* _EXCERPTED DATA_:
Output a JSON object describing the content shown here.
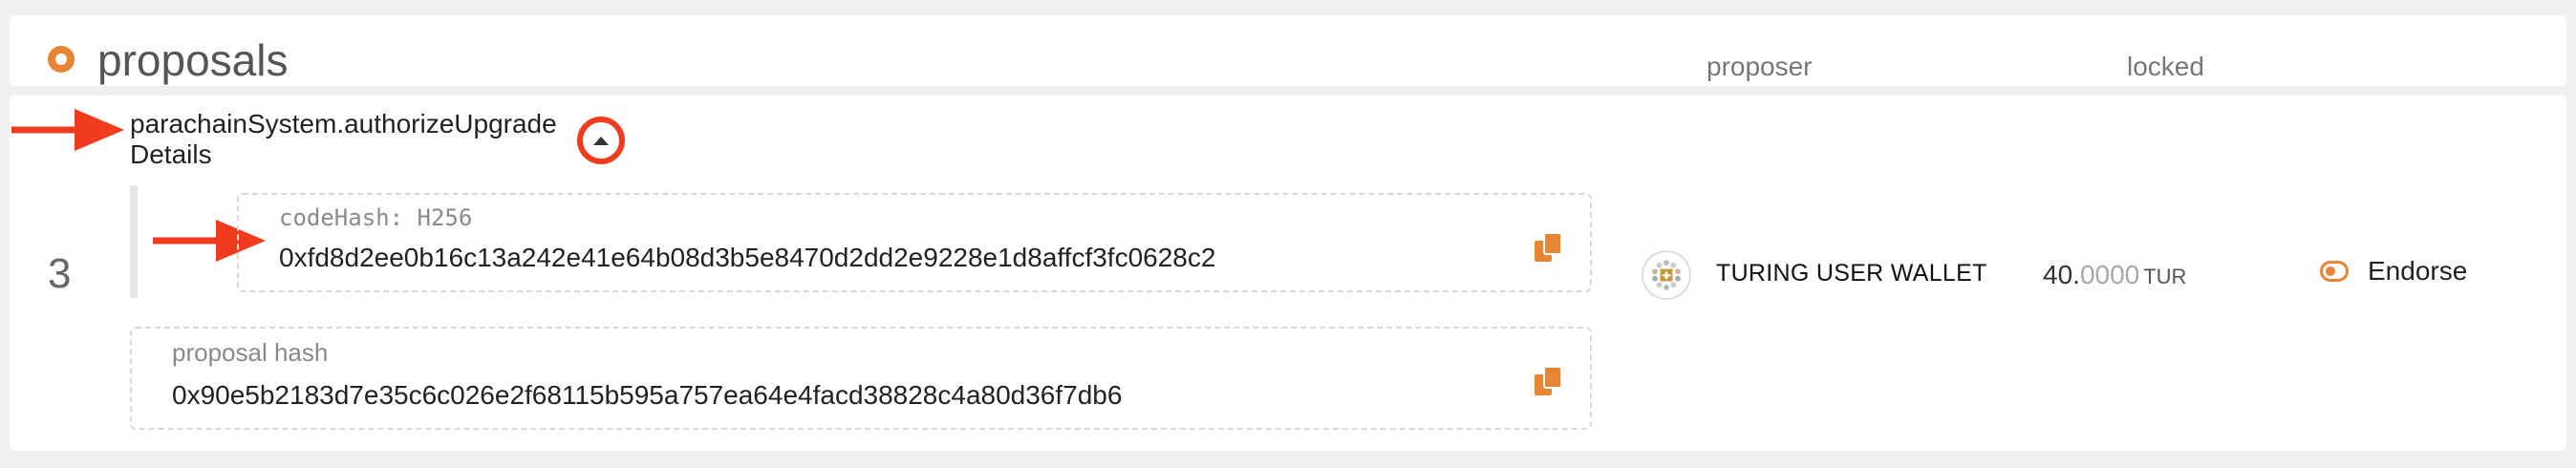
{
  "header": {
    "title": "proposals",
    "columns": {
      "proposer": "proposer",
      "locked": "locked"
    }
  },
  "proposal": {
    "index": "3",
    "method": "parachainSystem.authorizeUpgrade",
    "details_label": "Details",
    "params": [
      {
        "label": "codeHash: H256",
        "value": "0xfd8d2ee0b16c13a242e41e64b08d3b5e8470d2dd2e9228e1d8affcf3fc0628c2"
      }
    ],
    "proposal_hash": {
      "label": "proposal hash",
      "value": "0x90e5b2183d7e35c6c026e2f68115b595a757ea64e4facd38828c4a80d36f7db6"
    },
    "proposer": {
      "name": "TURING USER WALLET",
      "icon": "identicon"
    },
    "locked": {
      "integer": "40.",
      "decimals": "0000",
      "unit": "TUR"
    },
    "action": {
      "label": "Endorse",
      "icon": "toggle-icon"
    }
  },
  "colors": {
    "accent": "#e88534",
    "annotation_red": "#f03b1f",
    "background": "#f0f0ee"
  },
  "annotations": [
    "red-arrow-method",
    "red-circle-toggle",
    "red-arrow-codehash"
  ]
}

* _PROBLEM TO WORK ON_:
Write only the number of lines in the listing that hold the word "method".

* _WRITTEN ANSWER_:
2